Pets are treated for cancer at WestVet’ Animal Cancer Treatment Center every month. In honor of Pet Cancer Awareness month, this blog outlines a few signs and symptoms of cancer in animals.
November has been designated as National Pet Cancer Awareness Month as a continuing effort to educate pet owners about the prevalence, detection and treatment of pet cancers. WestVet is pleased to offer the services of Dr. Carrie Hume, Idaho’s first Veterinary Oncologist. In addition, we will be providing a full spectrum of treatments for pets suffering from cancer including surgery, chemotherapy, and radiation.
Detecting cancer in your pet. The first line of defense for pet owners is regular, routine veterinary care.
“An annual examination is a great time to evaluate a pet for signs of cancer,” Dr. Hume said. “Veterinarians give their patients full physical examinations yearly; this will include listening to the heart and lungs, looking for any new lumps and bumps, feeling the lymph nodes, touching the belly to check for any pain or tumors, and evaluating for muscle or bone pain. Any abnormality can be investigated further to look for evidence of cancer.”
If your family veterinarian is suspicious of cancer, you may receive a referral for advanced oncology care with Dr. Hume at WestVet. She routinely performs several additional tests in partnership with the pathologists who lead the WestVet Diagnostics Laboratory to quickly confirm the diagnosis of cancer and its severity.
For tumors inside and outside of the body, a needle can withdraw cells for analysis. Internal cancers can be visualized with the use of x-rays, ultrasound, CT, or MRI scans. Blood and urine can be analyzed to assess organ function and to look for cancerous cells that may be circulating in the blood.

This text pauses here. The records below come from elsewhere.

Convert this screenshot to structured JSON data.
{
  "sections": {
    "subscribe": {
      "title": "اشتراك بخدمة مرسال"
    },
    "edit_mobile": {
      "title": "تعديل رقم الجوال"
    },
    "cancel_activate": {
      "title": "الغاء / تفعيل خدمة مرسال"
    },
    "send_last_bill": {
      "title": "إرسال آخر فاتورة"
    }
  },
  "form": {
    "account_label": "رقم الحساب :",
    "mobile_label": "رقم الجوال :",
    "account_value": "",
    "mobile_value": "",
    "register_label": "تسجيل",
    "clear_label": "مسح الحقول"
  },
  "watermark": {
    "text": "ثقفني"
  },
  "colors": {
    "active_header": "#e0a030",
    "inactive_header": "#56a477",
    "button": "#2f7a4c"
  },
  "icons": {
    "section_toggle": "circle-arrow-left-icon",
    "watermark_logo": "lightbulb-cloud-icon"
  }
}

“The results of these tests also often determine the extent, or stage of the cancer,” Dr. Hume said. “The stage often dictates what treatment options are available and provides more specific information regarding how quickly the cancer is expected to progress.”
Common signs and symptoms. Similar to human medicine, the earlier cancer is detected, the better chance of effective treatments for both dogs and cats. Below is a list of a few indications of cancer in animals which include, but are not limited to:
- Lumps that grow quickly
- Unexplained weight loss
- Sudden weakness
- Difficulty breathing
- Persistent lameness
Dr. Hume noted that while any animal may develop cancer, there are some specific breeds and types of cancers to be aware of:
- Lymphoma, hemangiosarcoma, and mast cell tumors are common in Golden Retrievers and Labrador Retrievers
- Histiocytic Sarcoma is common in Bernese Mountain Dogs and Flat Coated Retrievers
- Bone tumors are common in Greyhounds, Great Danes, and Rottweilers.
As far as prevention goes, one of the best ways to prevent mammary cancer in both female dogs and cats is to have them spayed before their first heat. Dr Hume says this simple action decreases the risk tremendously.
After a cancer diagnosis. Once the information is complete, there are numerous factors to consider when determining the best course of treatment, including if treatment will be successful. Determining whether or not to treat a pet’s cancer is a personal, and often very hard, decision; a consultation with a veterinary oncologist can be helpful in determining the best plan for a family.
Treatment options include medication, surgery, chemotherapy, and radiation therapy. Frequently, a combination of treatments may be needed to provide the best outcome. However, sometimes, the recommendation may be not to pursue treatment as there are some types of cancers in animals that cannot be cured or put in remission for a significant amount of time.
Overall the common goal is simply to make an animal feel better for as long as possible. “Regardless of the treatment that is recommended, my job as a veterinary oncologist is to keep my patients happy. Therefore, aggressive cancer treatment protocols that have a high risk of significant side effects are often avoided.”
“In addition to helping owners choose the right path for their pet and family, it is also my job to help them recognize suffering and the time when bad days are outnumbering the good days. Regardless of the decisions made, early diagnosis and a trusting, open relationship with a veterinarian can make a difficult time easier.”
Pet Cancer Awareness Month. In 2005 Veterinary Pet Insurance Co. (VPI) partnered with the Animal Cancer Foundation to launch November as Pet Cancer Awareness Month. In 2012 VPI processed more than 55,000 claims for cancer diagnosis and treatments in pets. This puts cancer-related conditions collectively as one of the most common type of medical clams received.
This year, throughout the month, VPI will donate $5 to The Animal Cancer Foundation (up to $10,000) for social media posts that use the hashtag #CurePetCancer. This includes photos, stories or posts on Twitter, Instagram, and Facebook.
To date, VPI has raised more than $160,000 to benefit the ACF.